by Don Janssen, Extension Educator
Photo Credit: UNL Entomology
Fruit flies are common around the house during late summer and early fall. All it takes is an overripe banana, tomatoes ripening on the counter or melon rinds in the wastebasket -- and like magic, fruit flies appear.
But in winter? Winter fruit flies often are not fruit flies at all but rather fungus gnats, which look enough like fruit flies to a casual observer to be confused with them.
Both fruit flies and fungus gnats speed the process of decay of plant matter. Adult fruit flies home in on potential food sources such as overripe fruit or winter squash past its prime, and lay their eggs on it. Maggots hatch in a day or two and commence feeding. As the plant matter breaks down, various fungi start to grow in it. These fungi -- and others growing in houseplant pots, drains and other chronically damp places -- are attractive to fungus gnats, which are every bit as quick as fruit flies to zero in on potential breeding sites. Numbers can increase quickly.
During warm months, both of these insects can enter homes from outdoors. They can easily pass through ordinary window screen. In winter, management can be more successful because you don't have a continuous supply of new recruits to deal with.
Focus control efforts on five areas: fruit and vegetable storage areas that are open to air (bowls, crocks, bags on floors or in pantries), open trash containers, potted indoor plants, drains, and damp rugs, carpets and paper products in the basement or garage.
Leave out on the counter only as much fruit as you will consume in a day or two. Wash containers frequently (every other day or so) in hot, soapy water to dislodge and kill any eggs they might contain.
Line trash containers with disposable plastic bags. Containers with no bag or a leaking bag should be washed frequently, especially if the bottom tends to remain damp or wet.

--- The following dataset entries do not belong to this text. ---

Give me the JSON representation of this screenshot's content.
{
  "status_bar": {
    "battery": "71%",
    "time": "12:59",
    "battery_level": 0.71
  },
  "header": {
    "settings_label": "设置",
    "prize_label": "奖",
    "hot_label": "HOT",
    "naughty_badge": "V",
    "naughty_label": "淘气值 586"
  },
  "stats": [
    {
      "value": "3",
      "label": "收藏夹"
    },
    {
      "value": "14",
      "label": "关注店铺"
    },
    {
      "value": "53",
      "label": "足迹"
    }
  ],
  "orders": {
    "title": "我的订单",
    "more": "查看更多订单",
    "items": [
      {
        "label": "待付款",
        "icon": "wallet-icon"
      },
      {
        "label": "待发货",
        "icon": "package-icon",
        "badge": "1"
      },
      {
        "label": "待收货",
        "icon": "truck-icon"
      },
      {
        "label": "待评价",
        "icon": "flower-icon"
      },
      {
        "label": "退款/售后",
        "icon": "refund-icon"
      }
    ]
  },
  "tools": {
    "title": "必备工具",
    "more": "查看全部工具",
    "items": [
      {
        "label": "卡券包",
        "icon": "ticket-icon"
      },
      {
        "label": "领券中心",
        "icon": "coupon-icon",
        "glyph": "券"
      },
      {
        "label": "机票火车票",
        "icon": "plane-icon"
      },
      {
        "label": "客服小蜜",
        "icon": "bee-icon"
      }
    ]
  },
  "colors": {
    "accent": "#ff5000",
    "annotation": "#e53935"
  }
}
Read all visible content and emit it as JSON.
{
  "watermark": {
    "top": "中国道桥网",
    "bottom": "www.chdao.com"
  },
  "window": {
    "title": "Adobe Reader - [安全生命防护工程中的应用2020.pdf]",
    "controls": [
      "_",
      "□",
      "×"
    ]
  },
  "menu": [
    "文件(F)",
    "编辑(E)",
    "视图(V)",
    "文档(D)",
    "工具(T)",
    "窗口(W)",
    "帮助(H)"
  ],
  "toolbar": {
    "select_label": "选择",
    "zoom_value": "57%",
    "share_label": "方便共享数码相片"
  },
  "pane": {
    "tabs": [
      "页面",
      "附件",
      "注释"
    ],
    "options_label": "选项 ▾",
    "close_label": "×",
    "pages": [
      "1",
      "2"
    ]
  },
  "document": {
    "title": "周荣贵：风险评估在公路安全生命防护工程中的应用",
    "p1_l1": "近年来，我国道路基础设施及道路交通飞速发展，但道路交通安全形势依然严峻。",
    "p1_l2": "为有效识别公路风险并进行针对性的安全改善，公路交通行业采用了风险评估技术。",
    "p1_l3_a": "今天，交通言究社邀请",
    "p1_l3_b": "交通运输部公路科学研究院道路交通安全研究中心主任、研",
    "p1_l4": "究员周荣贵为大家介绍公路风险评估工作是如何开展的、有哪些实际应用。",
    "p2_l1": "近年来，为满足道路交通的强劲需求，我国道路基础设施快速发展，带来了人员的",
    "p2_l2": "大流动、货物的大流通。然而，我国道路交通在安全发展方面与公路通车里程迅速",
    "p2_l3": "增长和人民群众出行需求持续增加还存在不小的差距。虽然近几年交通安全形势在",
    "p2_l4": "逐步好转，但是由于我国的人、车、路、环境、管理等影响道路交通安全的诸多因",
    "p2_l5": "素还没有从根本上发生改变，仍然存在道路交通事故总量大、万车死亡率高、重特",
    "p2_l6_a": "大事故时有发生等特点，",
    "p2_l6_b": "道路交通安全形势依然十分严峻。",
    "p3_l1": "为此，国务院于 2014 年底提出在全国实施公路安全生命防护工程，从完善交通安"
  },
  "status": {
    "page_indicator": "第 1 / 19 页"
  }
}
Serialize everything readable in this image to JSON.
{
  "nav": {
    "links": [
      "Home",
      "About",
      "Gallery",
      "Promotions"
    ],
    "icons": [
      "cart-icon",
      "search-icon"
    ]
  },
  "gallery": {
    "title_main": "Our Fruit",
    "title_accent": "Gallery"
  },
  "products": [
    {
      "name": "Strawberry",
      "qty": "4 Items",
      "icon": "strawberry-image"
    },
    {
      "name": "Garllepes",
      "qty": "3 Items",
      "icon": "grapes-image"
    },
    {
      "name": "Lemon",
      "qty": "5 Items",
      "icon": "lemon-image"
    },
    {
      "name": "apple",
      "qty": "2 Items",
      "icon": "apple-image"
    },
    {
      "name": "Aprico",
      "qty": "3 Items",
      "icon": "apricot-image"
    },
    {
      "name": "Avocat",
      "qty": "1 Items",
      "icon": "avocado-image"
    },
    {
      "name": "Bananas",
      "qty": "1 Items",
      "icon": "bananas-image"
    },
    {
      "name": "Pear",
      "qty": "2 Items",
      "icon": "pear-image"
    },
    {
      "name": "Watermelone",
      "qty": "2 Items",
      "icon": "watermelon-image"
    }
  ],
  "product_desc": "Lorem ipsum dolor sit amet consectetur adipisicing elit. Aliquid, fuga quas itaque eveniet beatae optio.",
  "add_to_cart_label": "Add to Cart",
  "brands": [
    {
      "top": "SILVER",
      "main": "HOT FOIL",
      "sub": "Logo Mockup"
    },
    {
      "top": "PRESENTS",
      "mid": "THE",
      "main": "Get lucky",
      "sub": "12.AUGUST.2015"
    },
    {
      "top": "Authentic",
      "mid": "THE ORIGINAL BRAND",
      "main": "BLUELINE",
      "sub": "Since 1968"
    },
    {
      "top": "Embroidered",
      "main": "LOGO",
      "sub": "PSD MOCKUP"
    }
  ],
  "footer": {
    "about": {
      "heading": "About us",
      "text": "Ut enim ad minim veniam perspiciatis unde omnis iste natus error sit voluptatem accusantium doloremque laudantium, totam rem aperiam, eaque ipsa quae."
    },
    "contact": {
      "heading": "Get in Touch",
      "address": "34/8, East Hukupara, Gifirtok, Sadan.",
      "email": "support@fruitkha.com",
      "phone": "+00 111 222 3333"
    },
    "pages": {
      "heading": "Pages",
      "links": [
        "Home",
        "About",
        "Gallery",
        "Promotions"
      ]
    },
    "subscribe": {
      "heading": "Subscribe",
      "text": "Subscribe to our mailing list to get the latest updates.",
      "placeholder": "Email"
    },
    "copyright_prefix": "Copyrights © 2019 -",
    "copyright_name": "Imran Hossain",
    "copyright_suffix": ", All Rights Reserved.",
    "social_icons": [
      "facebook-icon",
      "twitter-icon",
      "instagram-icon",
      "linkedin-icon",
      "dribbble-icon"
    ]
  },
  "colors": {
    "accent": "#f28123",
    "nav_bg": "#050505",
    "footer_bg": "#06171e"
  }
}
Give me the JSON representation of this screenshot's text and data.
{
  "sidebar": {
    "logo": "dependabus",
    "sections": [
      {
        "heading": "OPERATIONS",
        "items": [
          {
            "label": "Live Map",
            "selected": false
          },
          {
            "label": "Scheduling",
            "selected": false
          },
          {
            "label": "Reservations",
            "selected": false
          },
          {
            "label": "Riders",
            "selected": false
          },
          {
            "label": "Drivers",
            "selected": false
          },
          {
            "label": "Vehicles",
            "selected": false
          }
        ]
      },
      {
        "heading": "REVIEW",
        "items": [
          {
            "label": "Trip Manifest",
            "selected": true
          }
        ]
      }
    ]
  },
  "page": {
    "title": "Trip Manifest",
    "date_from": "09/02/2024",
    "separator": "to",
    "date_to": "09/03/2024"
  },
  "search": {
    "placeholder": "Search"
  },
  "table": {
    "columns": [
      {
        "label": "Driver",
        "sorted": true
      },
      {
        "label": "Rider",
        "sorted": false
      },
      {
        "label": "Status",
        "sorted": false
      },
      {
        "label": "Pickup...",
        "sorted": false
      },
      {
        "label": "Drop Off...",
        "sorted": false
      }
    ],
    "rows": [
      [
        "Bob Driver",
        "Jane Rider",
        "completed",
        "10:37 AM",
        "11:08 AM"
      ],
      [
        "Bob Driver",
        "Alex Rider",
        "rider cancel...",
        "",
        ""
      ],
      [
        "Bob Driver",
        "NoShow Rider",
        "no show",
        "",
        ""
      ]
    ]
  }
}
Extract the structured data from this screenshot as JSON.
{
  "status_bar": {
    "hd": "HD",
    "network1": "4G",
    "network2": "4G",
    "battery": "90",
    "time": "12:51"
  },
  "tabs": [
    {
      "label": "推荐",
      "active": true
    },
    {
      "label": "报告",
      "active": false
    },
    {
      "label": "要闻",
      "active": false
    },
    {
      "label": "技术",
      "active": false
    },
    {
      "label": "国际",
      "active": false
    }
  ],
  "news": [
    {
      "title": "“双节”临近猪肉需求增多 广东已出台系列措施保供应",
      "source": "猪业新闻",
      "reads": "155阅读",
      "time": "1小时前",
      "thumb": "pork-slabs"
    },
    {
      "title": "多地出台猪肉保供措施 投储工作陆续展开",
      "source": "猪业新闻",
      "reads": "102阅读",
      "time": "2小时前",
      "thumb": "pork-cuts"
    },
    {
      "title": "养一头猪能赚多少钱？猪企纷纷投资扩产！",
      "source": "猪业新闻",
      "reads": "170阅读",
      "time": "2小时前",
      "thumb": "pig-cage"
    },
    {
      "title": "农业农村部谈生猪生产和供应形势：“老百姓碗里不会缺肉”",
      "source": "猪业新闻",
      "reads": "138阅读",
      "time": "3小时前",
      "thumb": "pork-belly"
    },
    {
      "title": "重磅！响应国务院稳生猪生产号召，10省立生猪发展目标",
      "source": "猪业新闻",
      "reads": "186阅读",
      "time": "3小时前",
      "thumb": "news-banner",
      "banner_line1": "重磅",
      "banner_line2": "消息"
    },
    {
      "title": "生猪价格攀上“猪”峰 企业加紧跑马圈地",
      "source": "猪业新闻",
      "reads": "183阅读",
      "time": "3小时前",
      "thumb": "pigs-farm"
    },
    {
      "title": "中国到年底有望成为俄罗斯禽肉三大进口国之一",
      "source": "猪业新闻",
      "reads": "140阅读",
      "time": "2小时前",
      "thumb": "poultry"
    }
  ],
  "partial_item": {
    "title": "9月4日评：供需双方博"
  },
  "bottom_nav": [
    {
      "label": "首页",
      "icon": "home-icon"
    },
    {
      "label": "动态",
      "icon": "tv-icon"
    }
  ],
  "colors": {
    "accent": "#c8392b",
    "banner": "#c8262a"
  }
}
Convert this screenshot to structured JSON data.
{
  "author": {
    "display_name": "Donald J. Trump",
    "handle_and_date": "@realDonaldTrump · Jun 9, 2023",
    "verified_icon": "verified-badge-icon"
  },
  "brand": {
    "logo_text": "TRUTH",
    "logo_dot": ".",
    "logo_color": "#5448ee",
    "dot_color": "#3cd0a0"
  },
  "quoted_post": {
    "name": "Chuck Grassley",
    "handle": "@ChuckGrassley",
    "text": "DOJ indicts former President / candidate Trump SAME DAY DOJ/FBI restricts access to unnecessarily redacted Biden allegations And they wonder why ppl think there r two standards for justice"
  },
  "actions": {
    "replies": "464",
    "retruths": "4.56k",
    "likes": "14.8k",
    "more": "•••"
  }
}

If you suspect houseplant pots of harboring fungus gnats or fruit flies, you can treat the soil with insecticidal soap or incorporate diatomaceous earth in the soil to kill the maggots. Another approach is to cut back on watering so the soil dries out between waterings. Any maggots present in the soil will dry out, and lack of water will reduce fungal growth and so reduce the food supply for adult fungus gnats. A third option is a combination of letting the soil dry between waterings and then watering with a solution of water and insecticidal soap.
Basements can get extremely damp during the summer. Fabric and paper will absorb moisture and can become home to populations of fungus gnats and a host of other creatures, many of which may carry over into the winter. Use a dehumidifier in the summer to reduce the dampness, thus eliminating breeding sites for these flies and reducing the growth of mold.
Drains should be cleaned once a month year round. This will kill fungus gnats and minimize fungal growth.
Household insecticides for flying insects will control fruit flies and fungus gnats, but this is like treating the symptom rather than the cause of an infestation. Eliminate potential breeding habitat instead.
Measures that dry or clean out breeding habitat for these insects will also reduce the fungal spore load inside your home and help freshen the air. Both of these can enhance health and comfort while greatly reducing the flying nuisance numbers -- at least until warm weather comes back and activates outdoor populations.
University of Nebraska-Lincoln Extension in Lancaster County is your on-line yard and garden educational resource. The information on this Web site is valid for residents of southeastern Nebraska. It may or may not apply in your area. If you live outside southeastern Nebraska, visit your local Extension office